In light of that, I would simply say that "brassed off" actually derives from the earlier expression. If you've been kept hanging about in the cold, that's a typical situation where you'd be "brassed off".
Huge numbers of slang expressions are assigned naval/military origins, and I suppose it's always possible sailors were more in the habit of using that colourful metaphor for biting cold, but I doubt it's got anything to do with actual specific things made of brass on ships or similar.
The OED reckons it came from "Service slang", and cites 'browned off' as a comparison.

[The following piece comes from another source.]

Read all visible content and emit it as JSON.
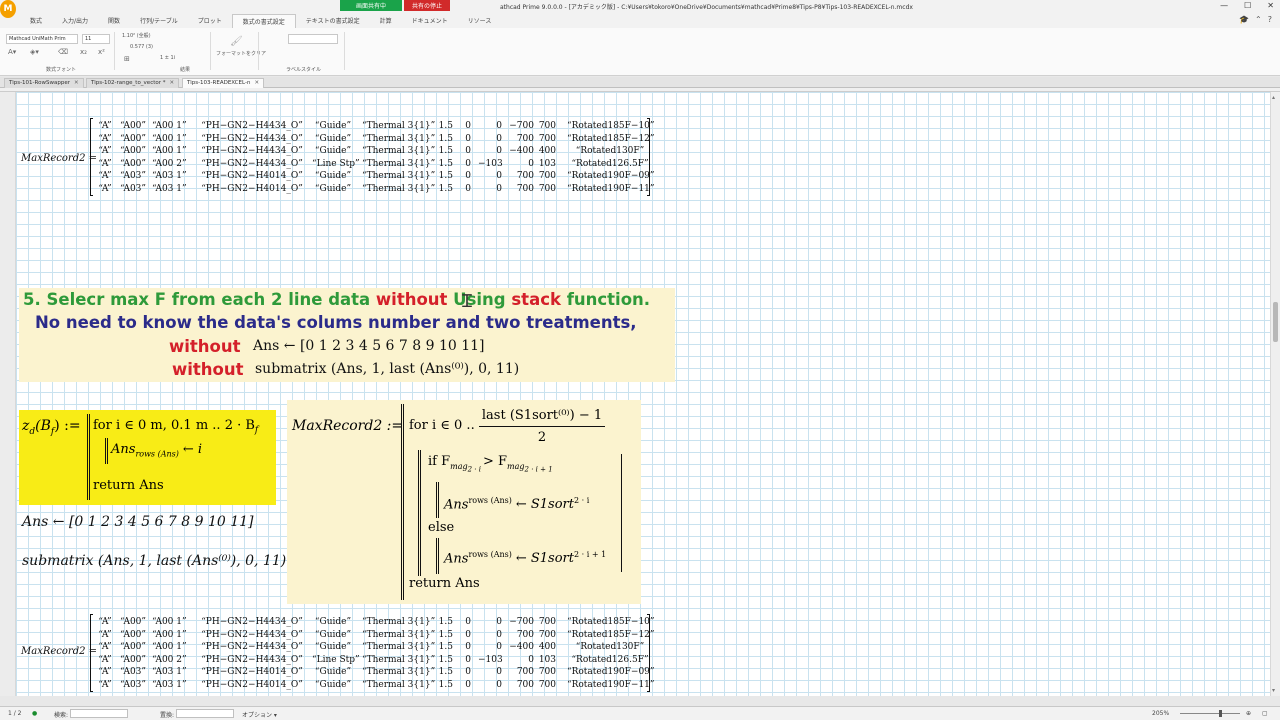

The earliest use there is 1941; taken together with the Ngram, this leads me to believe it arose suddenly and untraceably, as slang does, among the troops (probably the RAF, who were very inventive in such matters), and proved so useful it spread everywhere.
"Top Brass" meant command, because of their brass insignia. "Brassed Off" might mean told off by military authority, in a slang sense.
Eric Partridge, A Dictionary of Slang and Unconventional English, fifth edition (1961) has this roundabout explanation for the origin of the phrase:
And here's Partridge's entry for part brass-rags:
It appears from these references that brass off was in use by the 1920s. The same meaning of brass off appears in Eric Partridge, [Slang To-day and Yesterday] (1935).
The "Supplement" section in Partridge's Dictionary of Slang, fifth edition, which collects all of the addenda to the first edition (of 1937), runs to almost 400 pages. It contains the following additional entries for brass off and brassed off:
However, John Ayto & John Simpson, The Oxford Dictionary of Modern Slang (1992) have a more conservative estimate of the date of origin of brassed off:
A Google Books search for the various relevant phrases produces some interesting and fairly early results. From Mary Gaunt, Moving Finger (1895):
And from George Goodenough, The Handy Man Afloat & Ashore (1901):
From Charles Gardner, First Blood for the R.A.F.: The Vlorous Story of the Advanced Air Striking Force in France (1940) [combined snippets]:
This use of brassed off certainly appears to mean "fed up" in the sense of being at one's limit to tolerate (without any sense of boredom). Two other sources source from 1941 have interpretations of their own. From John Hammerton, ABC of the RAF: Handbook for All Branches of the Air Force (1941) sees brassed off as being not merely a related term to browned off, but a diminutive of it.
From Bernard De Voto, Saturday Review (1941) [snippet view]:
So whereas Hammerton sees brassed off as a diminutive of browned off with no particular connection to boredom, De Voto regards it as an intensifier of browned off—both of which, unlike completely cheesed, he links particularly to boredom.
I find it hard to believe that brassed off in the attested World War II sense of "fed up" has no connection to brass off in the 1920s and 1930s sense of "to grumble." However, Google Books searches don't give any published examples of brass off (or brassed off) in conversational or descriptive use during the 1920s and 1930s, so the print record isn't especially helpful here.